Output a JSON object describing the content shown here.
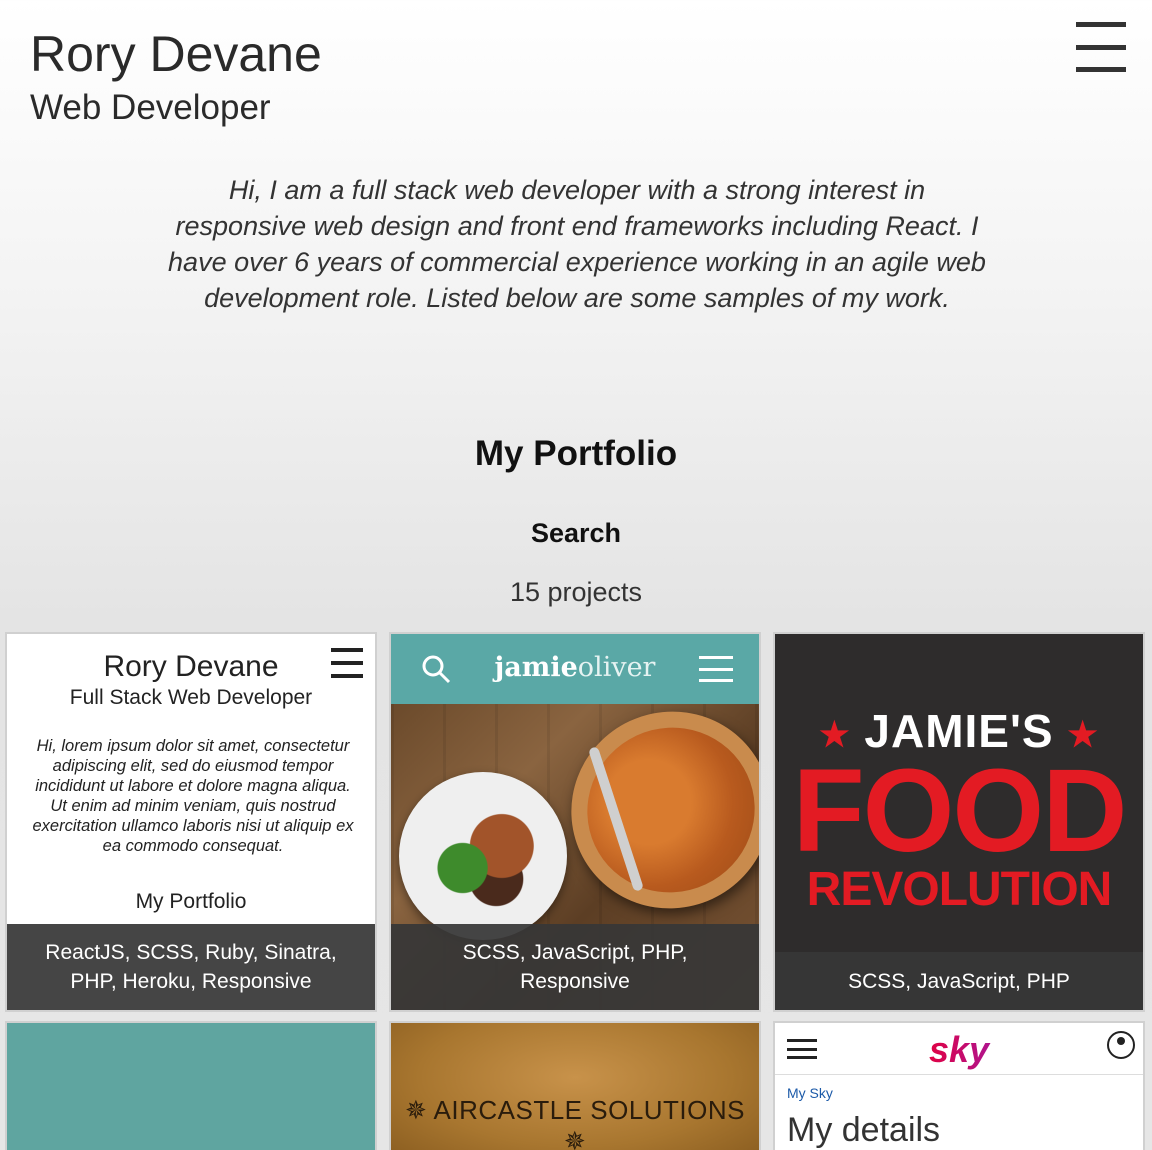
{
  "header": {
    "name": "Rory Devane",
    "role": "Web Developer"
  },
  "intro": "Hi, I am a full stack web developer with a strong interest in responsive web design and front end frameworks including React. I have over 6 years of commercial experience working in an agile web development role. Listed below are some samples of my work.",
  "portfolio": {
    "title": "My Portfolio",
    "search_label": "Search",
    "count": "15 projects"
  },
  "projects": [
    {
      "thumb": {
        "name": "Rory Devane",
        "role": "Full Stack Web Developer",
        "text": "Hi, lorem ipsum dolor sit amet, consectetur adipiscing elit, sed do eiusmod tempor incididunt ut labore et dolore magna aliqua. Ut enim ad minim veniam, quis nostrud exercitation ullamco laboris nisi ut aliquip ex ea commodo consequat.",
        "portfolio": "My Portfolio"
      },
      "tags": "ReactJS, SCSS, Ruby, Sinatra, PHP, Heroku, Responsive"
    },
    {
      "thumb": {
        "logo_bold": "jamie",
        "logo_light": "oliver"
      },
      "tags": "SCSS, JavaScript, PHP, Responsive"
    },
    {
      "thumb": {
        "line1": "JAMIE'S",
        "line2": "FOOD",
        "line3": "REVOLUTION",
        "star": "★"
      },
      "tags": "SCSS, JavaScript, PHP"
    },
    {
      "thumb": {}
    },
    {
      "thumb": {
        "title": "✵ AIRCASTLE SOLUTIONS ✵"
      }
    },
    {
      "thumb": {
        "logo": "sky",
        "breadcrumb": "My Sky",
        "heading": "My details"
      }
    }
  ],
  "colors": {
    "jamie_teal": "#5aa8a6",
    "food_red": "#e31b23",
    "tile4_teal": "#5fa5a0",
    "caption_bg": "#373737"
  }
}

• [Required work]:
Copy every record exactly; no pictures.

• [Task output]:
Output a JSON object describing the content shown here.
{
  "header": {
    "name": "Rory Devane",
    "role": "Web Developer"
  },
  "intro": "Hi, I am a full stack web developer with a strong interest in responsive web design and front end frameworks including React. I have over 6 years of commercial experience working in an agile web development role. Listed below are some samples of my work.",
  "portfolio": {
    "title": "My Portfolio",
    "search_label": "Search",
    "count": "15 projects"
  },
  "projects": [
    {
      "thumb": {
        "name": "Rory Devane",
        "role": "Full Stack Web Developer",
        "text": "Hi, lorem ipsum dolor sit amet, consectetur adipiscing elit, sed do eiusmod tempor incididunt ut labore et dolore magna aliqua. Ut enim ad minim veniam, quis nostrud exercitation ullamco laboris nisi ut aliquip ex ea commodo consequat.",
        "portfolio": "My Portfolio"
      },
      "tags": "ReactJS, SCSS, Ruby, Sinatra, PHP, Heroku, Responsive"
    },
    {
      "thumb": {
        "logo_bold": "jamie",
        "logo_light": "oliver"
      },
      "tags": "SCSS, JavaScript, PHP, Responsive"
    },
    {
      "thumb": {
        "line1": "JAMIE'S",
        "line2": "FOOD",
        "line3": "REVOLUTION",
        "star": "★"
      },
      "tags": "SCSS, JavaScript, PHP"
    },
    {
      "thumb": {}
    },
    {
      "thumb": {
        "title": "✵ AIRCASTLE SOLUTIONS ✵"
      }
    },
    {
      "thumb": {
        "logo": "sky",
        "breadcrumb": "My Sky",
        "heading": "My details"
      }
    }
  ],
  "colors": {
    "jamie_teal": "#5aa8a6",
    "food_red": "#e31b23",
    "tile4_teal": "#5fa5a0",
    "caption_bg": "#373737"
  }
}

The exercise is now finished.